» **The task**
What lines of the data hold the string "を作成します"? Copy them all.
*** Task inputs
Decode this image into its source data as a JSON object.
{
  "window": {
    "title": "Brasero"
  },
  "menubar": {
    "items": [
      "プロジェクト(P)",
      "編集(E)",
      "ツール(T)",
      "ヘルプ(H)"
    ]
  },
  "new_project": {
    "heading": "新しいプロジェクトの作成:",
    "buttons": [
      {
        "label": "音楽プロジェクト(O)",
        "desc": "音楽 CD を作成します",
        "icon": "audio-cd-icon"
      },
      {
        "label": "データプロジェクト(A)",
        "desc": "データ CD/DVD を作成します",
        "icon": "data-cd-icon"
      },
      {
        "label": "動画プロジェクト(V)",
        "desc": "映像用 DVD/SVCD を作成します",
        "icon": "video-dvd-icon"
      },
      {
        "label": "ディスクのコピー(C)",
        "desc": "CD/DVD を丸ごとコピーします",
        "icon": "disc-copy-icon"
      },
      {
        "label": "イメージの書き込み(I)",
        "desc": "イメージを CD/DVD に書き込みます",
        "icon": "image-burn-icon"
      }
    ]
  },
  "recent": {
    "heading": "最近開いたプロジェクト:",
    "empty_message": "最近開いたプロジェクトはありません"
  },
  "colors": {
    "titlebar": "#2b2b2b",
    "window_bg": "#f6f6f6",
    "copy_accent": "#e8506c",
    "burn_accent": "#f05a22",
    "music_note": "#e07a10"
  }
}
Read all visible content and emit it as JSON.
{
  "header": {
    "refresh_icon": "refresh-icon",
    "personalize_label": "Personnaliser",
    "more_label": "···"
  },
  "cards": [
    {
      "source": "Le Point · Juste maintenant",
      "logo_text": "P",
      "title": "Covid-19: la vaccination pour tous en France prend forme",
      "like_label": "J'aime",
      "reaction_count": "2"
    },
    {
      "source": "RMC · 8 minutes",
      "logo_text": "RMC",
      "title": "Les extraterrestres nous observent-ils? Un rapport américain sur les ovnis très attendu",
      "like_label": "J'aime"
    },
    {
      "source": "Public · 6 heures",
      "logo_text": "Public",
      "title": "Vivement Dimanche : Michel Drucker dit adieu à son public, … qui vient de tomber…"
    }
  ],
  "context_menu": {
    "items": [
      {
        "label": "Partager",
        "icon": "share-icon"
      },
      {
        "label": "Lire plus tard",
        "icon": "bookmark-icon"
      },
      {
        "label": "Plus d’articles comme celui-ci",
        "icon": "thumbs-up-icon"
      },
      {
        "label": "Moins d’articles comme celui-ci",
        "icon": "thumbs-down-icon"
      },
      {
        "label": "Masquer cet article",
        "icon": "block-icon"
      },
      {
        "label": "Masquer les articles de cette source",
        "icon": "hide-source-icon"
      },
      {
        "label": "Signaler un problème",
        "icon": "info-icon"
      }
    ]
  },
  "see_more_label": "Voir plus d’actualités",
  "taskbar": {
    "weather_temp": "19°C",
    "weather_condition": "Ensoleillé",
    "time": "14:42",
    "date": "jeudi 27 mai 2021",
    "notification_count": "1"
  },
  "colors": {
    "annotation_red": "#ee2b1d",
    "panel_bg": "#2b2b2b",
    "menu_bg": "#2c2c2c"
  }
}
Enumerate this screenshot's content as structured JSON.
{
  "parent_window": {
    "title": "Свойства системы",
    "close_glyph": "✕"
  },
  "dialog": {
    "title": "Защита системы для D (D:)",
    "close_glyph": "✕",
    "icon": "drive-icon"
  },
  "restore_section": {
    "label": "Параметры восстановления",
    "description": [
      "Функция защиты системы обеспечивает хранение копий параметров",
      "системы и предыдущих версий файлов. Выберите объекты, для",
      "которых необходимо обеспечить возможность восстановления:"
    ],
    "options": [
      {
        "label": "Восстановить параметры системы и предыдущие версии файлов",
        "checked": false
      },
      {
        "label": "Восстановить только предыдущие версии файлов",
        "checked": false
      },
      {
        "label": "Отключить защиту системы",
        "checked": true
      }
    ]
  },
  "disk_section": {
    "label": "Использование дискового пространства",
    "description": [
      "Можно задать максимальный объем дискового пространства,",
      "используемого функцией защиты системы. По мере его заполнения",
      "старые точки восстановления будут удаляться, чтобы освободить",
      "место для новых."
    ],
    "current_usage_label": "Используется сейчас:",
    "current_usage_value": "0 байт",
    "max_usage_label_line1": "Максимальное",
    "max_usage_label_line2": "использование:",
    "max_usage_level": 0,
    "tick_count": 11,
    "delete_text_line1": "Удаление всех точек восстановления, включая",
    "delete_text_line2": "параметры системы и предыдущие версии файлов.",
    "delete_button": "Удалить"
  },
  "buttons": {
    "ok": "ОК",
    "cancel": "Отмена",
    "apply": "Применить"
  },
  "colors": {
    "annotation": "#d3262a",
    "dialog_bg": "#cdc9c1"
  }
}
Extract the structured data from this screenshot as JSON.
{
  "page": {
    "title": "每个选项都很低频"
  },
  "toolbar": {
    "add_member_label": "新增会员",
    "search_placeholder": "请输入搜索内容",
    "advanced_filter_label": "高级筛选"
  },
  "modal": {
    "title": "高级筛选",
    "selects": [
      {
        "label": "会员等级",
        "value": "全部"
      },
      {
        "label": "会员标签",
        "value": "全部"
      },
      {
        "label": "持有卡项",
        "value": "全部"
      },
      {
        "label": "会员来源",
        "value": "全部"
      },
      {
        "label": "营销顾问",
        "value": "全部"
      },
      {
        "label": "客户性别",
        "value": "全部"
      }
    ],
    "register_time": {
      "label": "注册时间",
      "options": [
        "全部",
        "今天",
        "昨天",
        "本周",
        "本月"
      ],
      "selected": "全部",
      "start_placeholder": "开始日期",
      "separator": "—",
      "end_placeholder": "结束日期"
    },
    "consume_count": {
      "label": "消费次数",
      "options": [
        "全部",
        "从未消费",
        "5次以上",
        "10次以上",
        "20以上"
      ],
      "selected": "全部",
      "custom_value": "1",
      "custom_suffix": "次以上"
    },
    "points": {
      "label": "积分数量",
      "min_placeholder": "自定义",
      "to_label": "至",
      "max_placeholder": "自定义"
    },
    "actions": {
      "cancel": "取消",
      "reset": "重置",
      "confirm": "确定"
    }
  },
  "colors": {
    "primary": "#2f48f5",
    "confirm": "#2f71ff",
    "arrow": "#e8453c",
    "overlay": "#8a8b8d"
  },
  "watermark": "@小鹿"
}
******
» **Finished task**
        "desc": "音楽 CD を作成します",
        "desc": "データ CD/DVD を作成します",
        "desc": "映像用 DVD/SVCD を作成します",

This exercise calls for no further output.